Task goal: Your task is to copy all of the entries exactly as they are given.

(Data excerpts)
◇ ◇ ◇ ◇ ◇ ◇ ◇
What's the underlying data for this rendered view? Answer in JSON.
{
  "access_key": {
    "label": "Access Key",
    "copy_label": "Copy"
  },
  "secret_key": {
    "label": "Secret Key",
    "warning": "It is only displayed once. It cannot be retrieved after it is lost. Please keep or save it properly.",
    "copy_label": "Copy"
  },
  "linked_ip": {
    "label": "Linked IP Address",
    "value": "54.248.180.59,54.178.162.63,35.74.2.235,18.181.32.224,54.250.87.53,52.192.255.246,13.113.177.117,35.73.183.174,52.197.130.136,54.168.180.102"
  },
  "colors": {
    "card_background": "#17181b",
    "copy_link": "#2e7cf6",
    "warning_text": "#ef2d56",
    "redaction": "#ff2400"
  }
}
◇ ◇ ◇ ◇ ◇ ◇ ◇
Output of the exercise:
What's the underlying data for this rendered view? Answer in JSON.
{
  "access_key": {
    "label": "Access Key",
    "copy_label": "Copy"
  },
  "secret_key": {
    "label": "Secret Key",
    "warning": "It is only displayed once. It cannot be retrieved after it is lost. Please keep or save it properly.",
    "copy_label": "Copy"
  },
  "linked_ip": {
    "label": "Linked IP Address",
    "value": "54.248.180.59,54.178.162.63,35.74.2.235,18.181.32.224,54.250.87.53,52.192.255.246,13.113.177.117,35.73.183.174,52.197.130.136,54.168.180.102"
  },
  "colors": {
    "card_background": "#17181b",
    "copy_link": "#2e7cf6",
    "warning_text": "#ef2d56",
    "redaction": "#ff2400"
  }
}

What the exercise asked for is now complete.